## Work request
Line by line, return the data exactly as shown.

Extracted records
◇ ◇ ◇
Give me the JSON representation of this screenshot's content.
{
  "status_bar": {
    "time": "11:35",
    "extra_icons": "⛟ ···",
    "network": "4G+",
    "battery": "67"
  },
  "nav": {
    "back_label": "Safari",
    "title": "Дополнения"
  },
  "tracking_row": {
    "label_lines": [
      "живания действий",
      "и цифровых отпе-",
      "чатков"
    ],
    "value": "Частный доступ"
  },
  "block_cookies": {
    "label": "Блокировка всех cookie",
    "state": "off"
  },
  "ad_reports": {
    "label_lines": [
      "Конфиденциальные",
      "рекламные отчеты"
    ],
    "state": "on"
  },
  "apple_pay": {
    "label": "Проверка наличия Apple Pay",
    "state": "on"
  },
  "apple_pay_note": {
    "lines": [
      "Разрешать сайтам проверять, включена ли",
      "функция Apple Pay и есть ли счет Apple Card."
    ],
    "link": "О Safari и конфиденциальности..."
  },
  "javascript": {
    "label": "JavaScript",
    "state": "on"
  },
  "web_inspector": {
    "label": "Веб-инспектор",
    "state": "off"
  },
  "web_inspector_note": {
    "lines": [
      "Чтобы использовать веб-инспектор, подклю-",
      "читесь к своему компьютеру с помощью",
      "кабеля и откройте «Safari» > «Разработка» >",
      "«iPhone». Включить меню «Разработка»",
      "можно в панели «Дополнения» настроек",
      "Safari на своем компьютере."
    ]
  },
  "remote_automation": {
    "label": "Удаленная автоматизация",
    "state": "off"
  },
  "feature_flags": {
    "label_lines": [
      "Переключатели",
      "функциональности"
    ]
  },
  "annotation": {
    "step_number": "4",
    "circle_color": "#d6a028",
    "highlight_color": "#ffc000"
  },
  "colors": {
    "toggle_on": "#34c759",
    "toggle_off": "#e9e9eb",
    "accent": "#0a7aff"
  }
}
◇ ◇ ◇
## Expected output
Give me the JSON representation of this screenshot's content.
{
  "status_bar": {
    "time": "11:35",
    "extra_icons": "⛟ ···",
    "network": "4G+",
    "battery": "67"
  },
  "nav": {
    "back_label": "Safari",
    "title": "Дополнения"
  },
  "tracking_row": {
    "label_lines": [
      "живания действий",
      "и цифровых отпе-",
      "чатков"
    ],
    "value": "Частный доступ"
  },
  "block_cookies": {
    "label": "Блокировка всех cookie",
    "state": "off"
  },
  "ad_reports": {
    "label_lines": [
      "Конфиденциальные",
      "рекламные отчеты"
    ],
    "state": "on"
  },
  "apple_pay": {
    "label": "Проверка наличия Apple Pay",
    "state": "on"
  },
  "apple_pay_note": {
    "lines": [
      "Разрешать сайтам проверять, включена ли",
      "функция Apple Pay и есть ли счет Apple Card."
    ],
    "link": "О Safari и конфиденциальности..."
  },
  "javascript": {
    "label": "JavaScript",
    "state": "on"
  },
  "web_inspector": {
    "label": "Веб-инспектор",
    "state": "off"
  },
  "web_inspector_note": {
    "lines": [
      "Чтобы использовать веб-инспектор, подклю-",
      "читесь к своему компьютеру с помощью",
      "кабеля и откройте «Safari» > «Разработка» >",
      "«iPhone». Включить меню «Разработка»",
      "можно в панели «Дополнения» настроек",
      "Safari на своем компьютере."
    ]
  },
  "remote_automation": {
    "label": "Удаленная автоматизация",
    "state": "off"
  },
  "feature_flags": {
    "label_lines": [
      "Переключатели",
      "функциональности"
    ]
  },
  "annotation": {
    "step_number": "4",
    "circle_color": "#d6a028",
    "highlight_color": "#ffc000"
  },
  "colors": {
    "toggle_on": "#34c759",
    "toggle_off": "#e9e9eb",
    "accent": "#0a7aff"
  }
}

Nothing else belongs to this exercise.